--- Exercise instructions ---
Return all the entries word for word, minus the pictures.

(Data about app and page elements)
───
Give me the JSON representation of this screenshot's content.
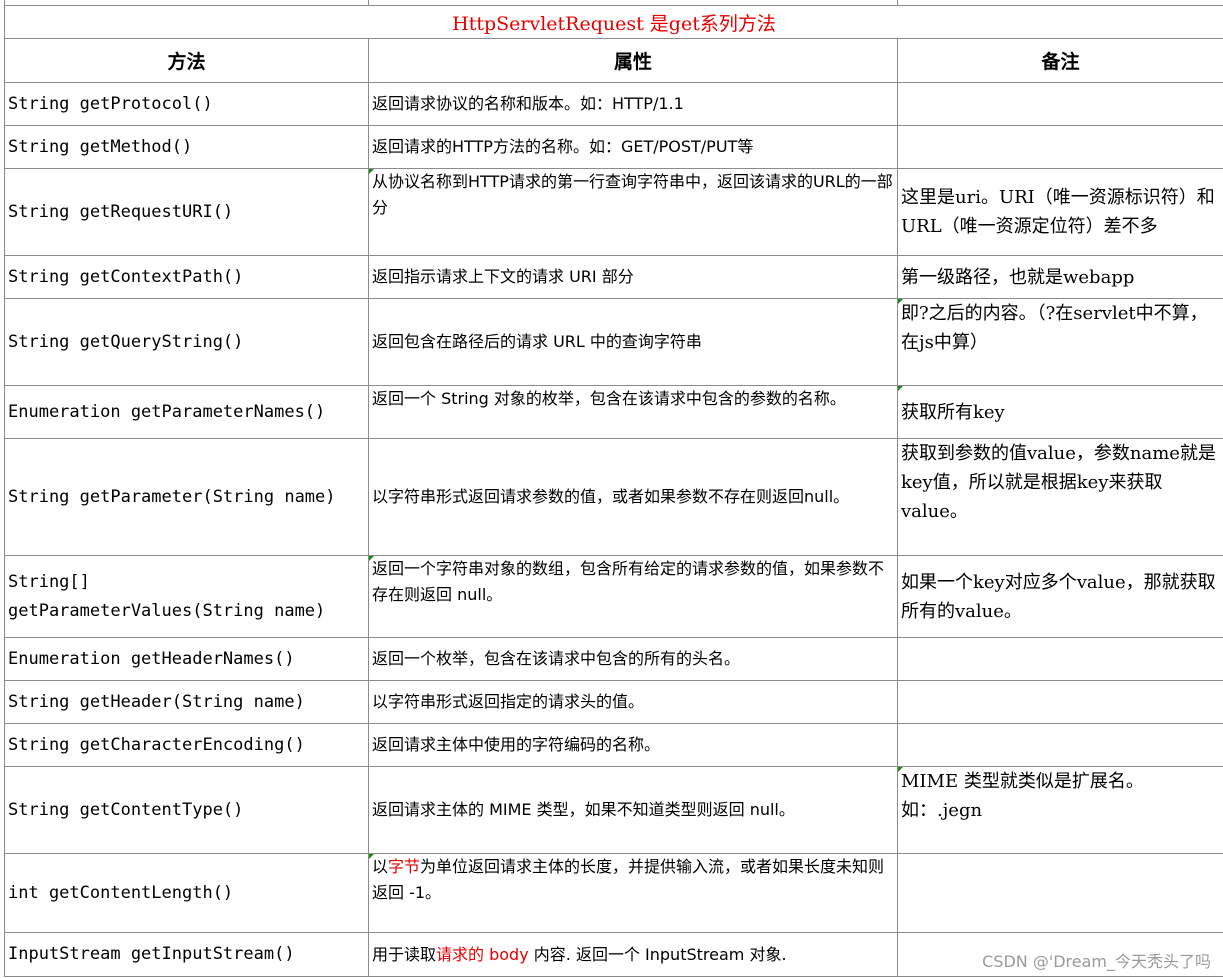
{
  "title": "HttpServletRequest 是get系列方法",
  "headers": {
    "method": "方法",
    "attr": "属性",
    "note": "备注"
  },
  "rows": [
    {
      "method": "String getProtocol()",
      "desc": "返回请求协议的名称和版本。如：HTTP/1.1",
      "note": ""
    },
    {
      "method": "String getMethod()",
      "desc": "返回请求的HTTP方法的名称。如：GET/POST/PUT等",
      "note": ""
    },
    {
      "method": "String getRequestURI()",
      "desc": "从协议名称到HTTP请求的第一行查询字符串中，返回该请求的URL的一部分",
      "note": "这里是uri。URI（唯一资源标识符）和URL（唯一资源定位符）差不多"
    },
    {
      "method": "String getContextPath()",
      "desc": "返回指示请求上下文的请求 URI 部分",
      "note": "第一级路径，也就是webapp"
    },
    {
      "method": "String getQueryString()",
      "desc": "返回包含在路径后的请求 URL 中的查询字符串",
      "note": "即?之后的内容。（?在servlet中不算，在js中算）"
    },
    {
      "method": "Enumeration getParameterNames()",
      "desc": "返回一个 String 对象的枚举，包含在该请求中包含的参数的名称。",
      "note": "获取所有key"
    },
    {
      "method": "String getParameter(String name)",
      "desc": "以字符串形式返回请求参数的值，或者如果参数不存在则返回null。",
      "note": "获取到参数的值value，参数name就是key值，所以就是根据key来获取value。"
    },
    {
      "method": "String[]\ngetParameterValues(String name)",
      "desc": "返回一个字符串对象的数组，包含所有给定的请求参数的值，如果参数不存在则返回 null。",
      "note": "如果一个key对应多个value，那就获取所有的value。"
    },
    {
      "method": "Enumeration getHeaderNames()",
      "desc": "返回一个枚举，包含在该请求中包含的所有的头名。",
      "note": ""
    },
    {
      "method": "String getHeader(String name)",
      "desc": "以字符串形式返回指定的请求头的值。",
      "note": ""
    },
    {
      "method": "String getCharacterEncoding()",
      "desc": "返回请求主体中使用的字符编码的名称。",
      "note": ""
    },
    {
      "method": "String getContentType()",
      "desc": "返回请求主体的 MIME 类型，如果不知道类型则返回 null。",
      "note": " MIME 类型就类似是扩展名。如：.jegn"
    },
    {
      "method": "int getContentLength()",
      "desc_pre": "以",
      "desc_red": "字节",
      "desc_post": "为单位返回请求主体的长度，并提供输入流，或者如果长度未知则返回 -1。",
      "note": ""
    },
    {
      "method": "InputStream getInputStream()",
      "desc_pre": "用于读取",
      "desc_red": "请求的 body",
      "desc_post": " 内容. 返回一个 InputStream 对象.",
      "note": ""
    }
  ],
  "watermark": "CSDN @'Dream_今天秃头了吗"
}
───
--- Expected output ---
Give me the JSON representation of this screenshot's content.
{
  "title": "HttpServletRequest 是get系列方法",
  "headers": {
    "method": "方法",
    "attr": "属性",
    "note": "备注"
  },
  "rows": [
    {
      "method": "String getProtocol()",
      "desc": "返回请求协议的名称和版本。如：HTTP/1.1",
      "note": ""
    },
    {
      "method": "String getMethod()",
      "desc": "返回请求的HTTP方法的名称。如：GET/POST/PUT等",
      "note": ""
    },
    {
      "method": "String getRequestURI()",
      "desc": "从协议名称到HTTP请求的第一行查询字符串中，返回该请求的URL的一部分",
      "note": "这里是uri。URI（唯一资源标识符）和URL（唯一资源定位符）差不多"
    },
    {
      "method": "String getContextPath()",
      "desc": "返回指示请求上下文的请求 URI 部分",
      "note": "第一级路径，也就是webapp"
    },
    {
      "method": "String getQueryString()",
      "desc": "返回包含在路径后的请求 URL 中的查询字符串",
      "note": "即?之后的内容。（?在servlet中不算，在js中算）"
    },
    {
      "method": "Enumeration getParameterNames()",
      "desc": "返回一个 String 对象的枚举，包含在该请求中包含的参数的名称。",
      "note": "获取所有key"
    },
    {
      "method": "String getParameter(String name)",
      "desc": "以字符串形式返回请求参数的值，或者如果参数不存在则返回null。",
      "note": "获取到参数的值value，参数name就是key值，所以就是根据key来获取value。"
    },
    {
      "method": "String[]\ngetParameterValues(String name)",
      "desc": "返回一个字符串对象的数组，包含所有给定的请求参数的值，如果参数不存在则返回 null。",
      "note": "如果一个key对应多个value，那就获取所有的value。"
    },
    {
      "method": "Enumeration getHeaderNames()",
      "desc": "返回一个枚举，包含在该请求中包含的所有的头名。",
      "note": ""
    },
    {
      "method": "String getHeader(String name)",
      "desc": "以字符串形式返回指定的请求头的值。",
      "note": ""
    },
    {
      "method": "String getCharacterEncoding()",
      "desc": "返回请求主体中使用的字符编码的名称。",
      "note": ""
    },
    {
      "method": "String getContentType()",
      "desc": "返回请求主体的 MIME 类型，如果不知道类型则返回 null。",
      "note": " MIME 类型就类似是扩展名。如：.jegn"
    },
    {
      "method": "int getContentLength()",
      "desc_pre": "以",
      "desc_red": "字节",
      "desc_post": "为单位返回请求主体的长度，并提供输入流，或者如果长度未知则返回 -1。",
      "note": ""
    },
    {
      "method": "InputStream getInputStream()",
      "desc_pre": "用于读取",
      "desc_red": "请求的 body",
      "desc_post": " 内容. 返回一个 InputStream 对象.",
      "note": ""
    }
  ],
  "watermark": "CSDN @'Dream_今天秃头了吗"
}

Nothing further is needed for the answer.